Source data
Segment Open
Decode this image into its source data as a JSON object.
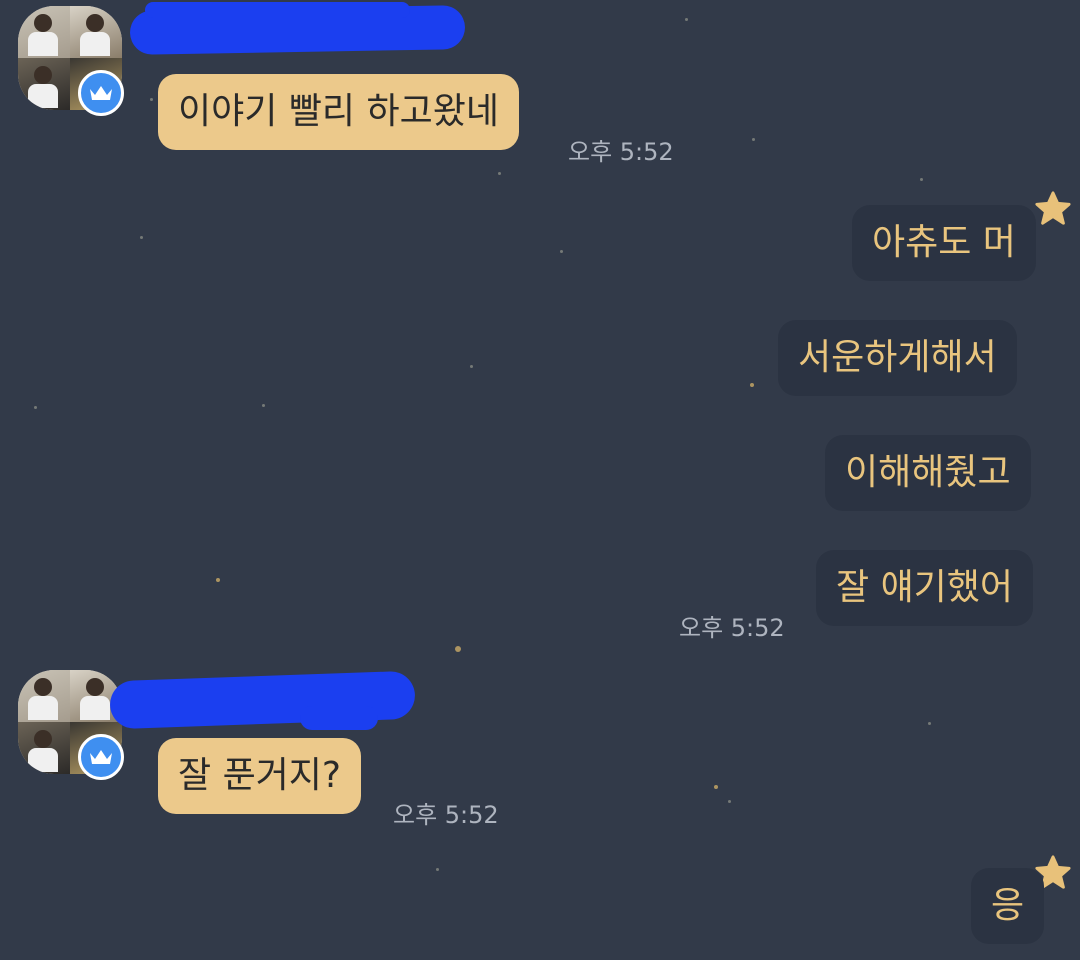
{
  "messages": [
    {
      "id": "m1",
      "direction": "incoming",
      "text": "이야기 빨리 하고왔네",
      "time": "오후 5:52"
    },
    {
      "id": "m2",
      "direction": "outgoing",
      "text": "아츄도 머"
    },
    {
      "id": "m3",
      "direction": "outgoing",
      "text": "서운하게해서"
    },
    {
      "id": "m4",
      "direction": "outgoing",
      "text": "이해해줬고"
    },
    {
      "id": "m5",
      "direction": "outgoing",
      "text": "잘 얘기했어",
      "time": "오후 5:52"
    },
    {
      "id": "m6",
      "direction": "incoming",
      "text": "잘 푼거지?",
      "time": "오후 5:52"
    },
    {
      "id": "m7",
      "direction": "outgoing",
      "text": "응"
    }
  ],
  "sender": {
    "avatar_icon": "profile-avatar",
    "badge_icon": "crown-icon"
  },
  "colors": {
    "background": "#323a49",
    "incoming_bubble": "#ecc98b",
    "outgoing_bubble": "#2b3342",
    "outgoing_text": "#e9c57e",
    "badge": "#3f8ff0",
    "redaction": "#1b3ff0"
  }
}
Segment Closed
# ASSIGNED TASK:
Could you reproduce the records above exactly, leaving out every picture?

# OUTPUT OF THE TASK:
Decode this image into its source data as a JSON object.
{
  "messages": [
    {
      "id": "m1",
      "direction": "incoming",
      "text": "이야기 빨리 하고왔네",
      "time": "오후 5:52"
    },
    {
      "id": "m2",
      "direction": "outgoing",
      "text": "아츄도 머"
    },
    {
      "id": "m3",
      "direction": "outgoing",
      "text": "서운하게해서"
    },
    {
      "id": "m4",
      "direction": "outgoing",
      "text": "이해해줬고"
    },
    {
      "id": "m5",
      "direction": "outgoing",
      "text": "잘 얘기했어",
      "time": "오후 5:52"
    },
    {
      "id": "m6",
      "direction": "incoming",
      "text": "잘 푼거지?",
      "time": "오후 5:52"
    },
    {
      "id": "m7",
      "direction": "outgoing",
      "text": "응"
    }
  ],
  "sender": {
    "avatar_icon": "profile-avatar",
    "badge_icon": "crown-icon"
  },
  "colors": {
    "background": "#323a49",
    "incoming_bubble": "#ecc98b",
    "outgoing_bubble": "#2b3342",
    "outgoing_text": "#e9c57e",
    "badge": "#3f8ff0",
    "redaction": "#1b3ff0"
  }
}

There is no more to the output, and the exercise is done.